## What the task asks:
Below are the data; count the lines with the string "time" in them and give that number only.

## Data shown:
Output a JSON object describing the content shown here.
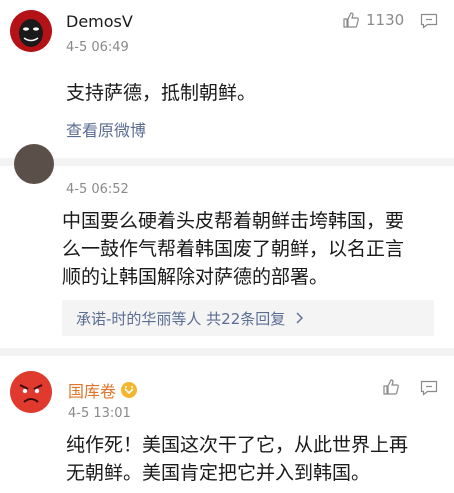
{
  "comments": [
    {
      "username": "DemosV",
      "time": "4-5 06:49",
      "likes": "1130",
      "text": "支持萨德，抵制朝鲜。",
      "link": "查看原微博"
    },
    {
      "time": "4-5 06:52",
      "text_lines": [
        "中国要么硬着头皮帮着朝鲜击垮韩国，要",
        "么一鼓作气帮着韩国废了朝鲜，以名正言",
        "顺的让韩国解除对萨德的部署。"
      ],
      "replies": "承诺-时的华丽等人  共22条回复"
    },
    {
      "username": "国库卷",
      "time": "4-5 13:01",
      "text_lines": [
        "纯作死！美国这次干了它，从此世界上再",
        "无朝鲜。美国肯定把它并入到韩国。"
      ]
    }
  ],
  "colors": {
    "link": "#5b6d93",
    "username_orange": "#e0742a",
    "separator": "#f3f3f3"
  },
  "icons": [
    "thumbs-up-icon",
    "comment-icon",
    "chevron-right-icon",
    "vip-badge-icon"
  ]
}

## Output for this exercise:
3